[Interface dataset entries]
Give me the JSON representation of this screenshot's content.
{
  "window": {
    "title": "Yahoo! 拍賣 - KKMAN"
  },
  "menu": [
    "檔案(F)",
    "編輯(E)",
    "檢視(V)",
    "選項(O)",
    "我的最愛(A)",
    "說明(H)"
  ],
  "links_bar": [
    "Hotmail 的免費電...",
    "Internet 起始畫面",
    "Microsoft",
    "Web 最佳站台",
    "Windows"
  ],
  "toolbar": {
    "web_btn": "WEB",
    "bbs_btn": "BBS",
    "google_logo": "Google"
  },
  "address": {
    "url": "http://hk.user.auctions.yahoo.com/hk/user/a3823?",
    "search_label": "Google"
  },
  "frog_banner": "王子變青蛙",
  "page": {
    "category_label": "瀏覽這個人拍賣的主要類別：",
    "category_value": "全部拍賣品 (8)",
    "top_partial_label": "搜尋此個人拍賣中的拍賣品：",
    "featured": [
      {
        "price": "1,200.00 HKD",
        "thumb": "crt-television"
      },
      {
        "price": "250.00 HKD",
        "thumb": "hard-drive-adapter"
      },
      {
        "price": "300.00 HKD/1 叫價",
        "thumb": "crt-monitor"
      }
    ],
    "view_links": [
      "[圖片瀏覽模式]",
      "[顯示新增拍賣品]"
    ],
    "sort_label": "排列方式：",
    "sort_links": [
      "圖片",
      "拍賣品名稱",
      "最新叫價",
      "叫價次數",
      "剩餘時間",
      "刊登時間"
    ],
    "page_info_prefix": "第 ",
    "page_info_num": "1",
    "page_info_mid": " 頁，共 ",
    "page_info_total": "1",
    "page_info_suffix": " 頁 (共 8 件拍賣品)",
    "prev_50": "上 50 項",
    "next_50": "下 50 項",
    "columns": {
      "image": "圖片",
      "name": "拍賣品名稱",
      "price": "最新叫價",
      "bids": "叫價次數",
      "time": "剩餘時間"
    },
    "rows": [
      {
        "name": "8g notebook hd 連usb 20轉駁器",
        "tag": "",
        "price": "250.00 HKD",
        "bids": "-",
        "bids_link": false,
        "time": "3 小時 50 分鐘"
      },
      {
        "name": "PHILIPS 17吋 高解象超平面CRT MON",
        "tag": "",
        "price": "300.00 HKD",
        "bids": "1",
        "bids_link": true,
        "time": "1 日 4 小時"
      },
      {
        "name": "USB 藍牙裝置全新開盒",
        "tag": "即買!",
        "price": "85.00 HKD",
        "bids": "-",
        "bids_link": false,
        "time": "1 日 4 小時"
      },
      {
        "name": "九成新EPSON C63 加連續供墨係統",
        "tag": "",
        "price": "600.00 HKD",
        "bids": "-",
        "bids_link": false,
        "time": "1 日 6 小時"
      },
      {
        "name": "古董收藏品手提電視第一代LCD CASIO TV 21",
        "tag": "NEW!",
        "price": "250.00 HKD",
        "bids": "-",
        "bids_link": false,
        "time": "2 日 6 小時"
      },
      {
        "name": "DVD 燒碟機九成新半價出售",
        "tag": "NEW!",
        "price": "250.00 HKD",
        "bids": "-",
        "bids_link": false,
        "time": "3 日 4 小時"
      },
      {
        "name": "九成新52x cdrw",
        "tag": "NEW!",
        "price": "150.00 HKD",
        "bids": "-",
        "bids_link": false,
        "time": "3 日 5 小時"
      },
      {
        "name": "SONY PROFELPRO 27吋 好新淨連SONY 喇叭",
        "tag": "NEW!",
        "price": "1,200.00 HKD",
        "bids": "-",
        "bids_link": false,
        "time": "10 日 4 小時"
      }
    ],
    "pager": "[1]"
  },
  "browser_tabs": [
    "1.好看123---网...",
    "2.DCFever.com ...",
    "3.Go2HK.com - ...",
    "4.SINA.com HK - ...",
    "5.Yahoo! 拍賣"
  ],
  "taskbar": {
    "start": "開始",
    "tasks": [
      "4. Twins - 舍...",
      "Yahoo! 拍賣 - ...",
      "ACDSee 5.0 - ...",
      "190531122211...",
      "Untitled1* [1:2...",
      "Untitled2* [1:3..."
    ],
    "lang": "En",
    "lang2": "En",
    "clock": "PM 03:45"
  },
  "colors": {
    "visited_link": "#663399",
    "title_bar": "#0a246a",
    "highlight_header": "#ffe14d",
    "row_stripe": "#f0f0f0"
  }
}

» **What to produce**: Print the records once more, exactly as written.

» **Written reply**:
Give me the JSON representation of this screenshot's content.
{
  "window": {
    "title": "Yahoo! 拍賣 - KKMAN"
  },
  "menu": [
    "檔案(F)",
    "編輯(E)",
    "檢視(V)",
    "選項(O)",
    "我的最愛(A)",
    "說明(H)"
  ],
  "links_bar": [
    "Hotmail 的免費電...",
    "Internet 起始畫面",
    "Microsoft",
    "Web 最佳站台",
    "Windows"
  ],
  "toolbar": {
    "web_btn": "WEB",
    "bbs_btn": "BBS",
    "google_logo": "Google"
  },
  "address": {
    "url": "http://hk.user.auctions.yahoo.com/hk/user/a3823?",
    "search_label": "Google"
  },
  "frog_banner": "王子變青蛙",
  "page": {
    "category_label": "瀏覽這個人拍賣的主要類別：",
    "category_value": "全部拍賣品 (8)",
    "top_partial_label": "搜尋此個人拍賣中的拍賣品：",
    "featured": [
      {
        "price": "1,200.00 HKD",
        "thumb": "crt-television"
      },
      {
        "price": "250.00 HKD",
        "thumb": "hard-drive-adapter"
      },
      {
        "price": "300.00 HKD/1 叫價",
        "thumb": "crt-monitor"
      }
    ],
    "view_links": [
      "[圖片瀏覽模式]",
      "[顯示新增拍賣品]"
    ],
    "sort_label": "排列方式：",
    "sort_links": [
      "圖片",
      "拍賣品名稱",
      "最新叫價",
      "叫價次數",
      "剩餘時間",
      "刊登時間"
    ],
    "page_info_prefix": "第 ",
    "page_info_num": "1",
    "page_info_mid": " 頁，共 ",
    "page_info_total": "1",
    "page_info_suffix": " 頁 (共 8 件拍賣品)",
    "prev_50": "上 50 項",
    "next_50": "下 50 項",
    "columns": {
      "image": "圖片",
      "name": "拍賣品名稱",
      "price": "最新叫價",
      "bids": "叫價次數",
      "time": "剩餘時間"
    },
    "rows": [
      {
        "name": "8g notebook hd 連usb 20轉駁器",
        "tag": "",
        "price": "250.00 HKD",
        "bids": "-",
        "bids_link": false,
        "time": "3 小時 50 分鐘"
      },
      {
        "name": "PHILIPS 17吋 高解象超平面CRT MON",
        "tag": "",
        "price": "300.00 HKD",
        "bids": "1",
        "bids_link": true,
        "time": "1 日 4 小時"
      },
      {
        "name": "USB 藍牙裝置全新開盒",
        "tag": "即買!",
        "price": "85.00 HKD",
        "bids": "-",
        "bids_link": false,
        "time": "1 日 4 小時"
      },
      {
        "name": "九成新EPSON C63 加連續供墨係統",
        "tag": "",
        "price": "600.00 HKD",
        "bids": "-",
        "bids_link": false,
        "time": "1 日 6 小時"
      },
      {
        "name": "古董收藏品手提電視第一代LCD CASIO TV 21",
        "tag": "NEW!",
        "price": "250.00 HKD",
        "bids": "-",
        "bids_link": false,
        "time": "2 日 6 小時"
      },
      {
        "name": "DVD 燒碟機九成新半價出售",
        "tag": "NEW!",
        "price": "250.00 HKD",
        "bids": "-",
        "bids_link": false,
        "time": "3 日 4 小時"
      },
      {
        "name": "九成新52x cdrw",
        "tag": "NEW!",
        "price": "150.00 HKD",
        "bids": "-",
        "bids_link": false,
        "time": "3 日 5 小時"
      },
      {
        "name": "SONY PROFELPRO 27吋 好新淨連SONY 喇叭",
        "tag": "NEW!",
        "price": "1,200.00 HKD",
        "bids": "-",
        "bids_link": false,
        "time": "10 日 4 小時"
      }
    ],
    "pager": "[1]"
  },
  "browser_tabs": [
    "1.好看123---网...",
    "2.DCFever.com ...",
    "3.Go2HK.com - ...",
    "4.SINA.com HK - ...",
    "5.Yahoo! 拍賣"
  ],
  "taskbar": {
    "start": "開始",
    "tasks": [
      "4. Twins - 舍...",
      "Yahoo! 拍賣 - ...",
      "ACDSee 5.0 - ...",
      "190531122211...",
      "Untitled1* [1:2...",
      "Untitled2* [1:3..."
    ],
    "lang": "En",
    "lang2": "En",
    "clock": "PM 03:45"
  },
  "colors": {
    "visited_link": "#663399",
    "title_bar": "#0a246a",
    "highlight_header": "#ffe14d",
    "row_stripe": "#f0f0f0"
  }
}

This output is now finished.